How many times do people like Art Levine and organizations like the National Council on Teacher Quality have to document the failings of hundreds upon hundreds of teacher- and principal-preparation programs before this gets tackled as a top-priority reform? Once again, promising alternatives are emerging, and a smallish number of traditional programs do a fine job. But, once again, the typical case is grossly inadequate. And, once again, our governance system (or lack thereof) makes change hard to effect.

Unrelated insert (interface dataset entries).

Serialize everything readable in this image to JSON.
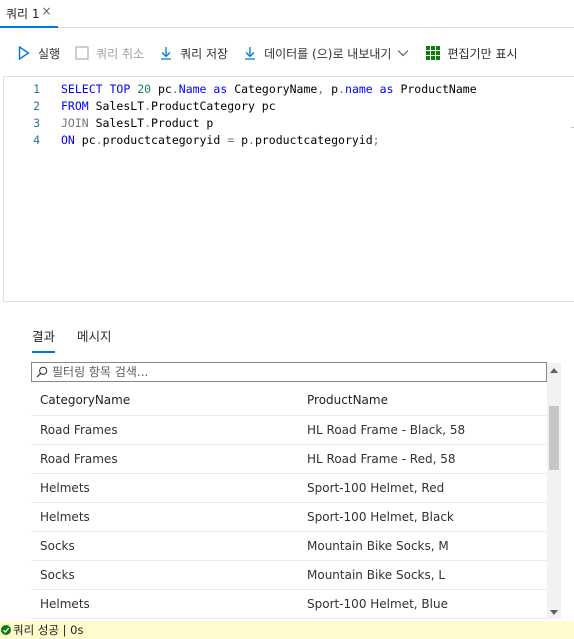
{
  "tab": {
    "label": "쿼리 1",
    "close": "×"
  },
  "toolbar": {
    "run": "실행",
    "cancel": "쿼리 취소",
    "save": "쿼리 저장",
    "export": "데이터를 (으)로 내보내기",
    "edit_only": "편집기만 표시"
  },
  "editor": {
    "lines": [
      {
        "num": "1",
        "parts": [
          {
            "t": "SELECT",
            "c": "kw"
          },
          {
            "t": " ",
            "c": "nm"
          },
          {
            "t": "TOP",
            "c": "kw"
          },
          {
            "t": " ",
            "c": "nm"
          },
          {
            "t": "20",
            "c": "num"
          },
          {
            "t": " pc",
            "c": "nm"
          },
          {
            "t": ".",
            "c": "op"
          },
          {
            "t": "Name",
            "c": "kw"
          },
          {
            "t": " ",
            "c": "nm"
          },
          {
            "t": "as",
            "c": "kw"
          },
          {
            "t": " CategoryName",
            "c": "nm"
          },
          {
            "t": ",",
            "c": "op"
          },
          {
            "t": " p",
            "c": "nm"
          },
          {
            "t": ".",
            "c": "op"
          },
          {
            "t": "name",
            "c": "kw"
          },
          {
            "t": " ",
            "c": "nm"
          },
          {
            "t": "as",
            "c": "kw"
          },
          {
            "t": " ProductName",
            "c": "nm"
          }
        ]
      },
      {
        "num": "2",
        "parts": [
          {
            "t": "FROM",
            "c": "kw"
          },
          {
            "t": " SalesLT",
            "c": "nm"
          },
          {
            "t": ".",
            "c": "op"
          },
          {
            "t": "ProductCategory pc",
            "c": "nm"
          }
        ]
      },
      {
        "num": "3",
        "parts": [
          {
            "t": "JOIN",
            "c": "gray"
          },
          {
            "t": " SalesLT",
            "c": "nm"
          },
          {
            "t": ".",
            "c": "op"
          },
          {
            "t": "Product p",
            "c": "nm"
          }
        ]
      },
      {
        "num": "4",
        "parts": [
          {
            "t": "ON",
            "c": "kw"
          },
          {
            "t": " pc",
            "c": "nm"
          },
          {
            "t": ".",
            "c": "op"
          },
          {
            "t": "productcategoryid ",
            "c": "nm"
          },
          {
            "t": "=",
            "c": "op"
          },
          {
            "t": " p",
            "c": "nm"
          },
          {
            "t": ".",
            "c": "op"
          },
          {
            "t": "productcategoryid",
            "c": "nm"
          },
          {
            "t": ";",
            "c": "op"
          }
        ]
      }
    ]
  },
  "results": {
    "tabs": [
      {
        "label": "결과",
        "active": true
      },
      {
        "label": "메시지",
        "active": false
      }
    ],
    "filter_placeholder": "필터링 항목 검색...",
    "columns": [
      "CategoryName",
      "ProductName"
    ],
    "rows": [
      [
        "Road Frames",
        "HL Road Frame - Black, 58"
      ],
      [
        "Road Frames",
        "HL Road Frame - Red, 58"
      ],
      [
        "Helmets",
        "Sport-100 Helmet, Red"
      ],
      [
        "Helmets",
        "Sport-100 Helmet, Black"
      ],
      [
        "Socks",
        "Mountain Bike Socks, M"
      ],
      [
        "Socks",
        "Mountain Bike Socks, L"
      ],
      [
        "Helmets",
        "Sport-100 Helmet, Blue"
      ]
    ]
  },
  "status": {
    "text": "쿼리 성공 | 0s"
  },
  "colors": {
    "accent": "#0078d4",
    "success": "#107c10",
    "status_bg": "#fffbcd",
    "keyword": "#0000ff"
  },
  "icons": [
    "play-icon",
    "stop-checkbox-icon",
    "download-icon",
    "export-icon",
    "chevron-down-icon",
    "grid-icon",
    "search-icon",
    "check-circle-icon"
  ]
}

Two forms of complacency alarm me. The old familiar one is the millions of parents who deplore the condition of American schools in general but are convinced that their own child’s school is just fine (“and that nice Ms. Randolph is so helpful to young Mortimer”). The new one, equally worrying, is reformers who think they’ve done their job when they get a law passed, an evaluation system created, a new program launched, then sit back on their haunches, give short shrift to implementation, but defy anyone who might suggest that their proud accomplishment isn’t actually working.
I hail the entry into the ed-reform camp of entrepreneurs with all their energy, imagination, and venture capital, but I’ve seen too many examples of them settling for making their venture profitable for investors or shareholders (or themselves) rather than educationally profitable for the kids it serves. That’s not so very different from traditional adult interests within the public and nonprofit sectors battling to ensure their own jobs, income, and comfort rather than giving their pupils top priority. A firm that’s just in it for the money is as reprehensible as a teacher union that’s in it just to look after its members’ pay, pensions, and job security.
You can count on the Fordham Institute to stay out front on these issues and others that arise, as well as its long-term emphases on standards-based reform (particularly the Common Core at present) and school choice in its myriad forms. We’ll be there with research, analysis, commentary, advocacy—and sometimes a bit of humor. As American ed reform’s leading gadfly, we’ll continue to nip at friends and allies when warranted—and almost always at defenders of the status quo and others who don’t put kids’ interests and the public interest at the top of their priorities. The Institute’s reins are passing into the exceptionally capable hands of Mike Petrilli and a stellar team of colleagues, and the place will inevitably continue to evolve, as it should. I get to move downstairs, cut back a little, and evolve a bit myself, as I should. But I’m not riding off into the sunset. In the months and years ahead, I’ll still be at Fordham (and Hoover), with fewer day-to-day responsibilities and thus more opportunity than ever to make trouble for those who deserve it.
Chester E. Finn Jr. has devoted his career to improving education in the United States. As a senior fellow at Stanford’s Hoover Institution, chairman of Hoover’s Task Force on K–12 Education, and president of the Thomas B. Fordham Institute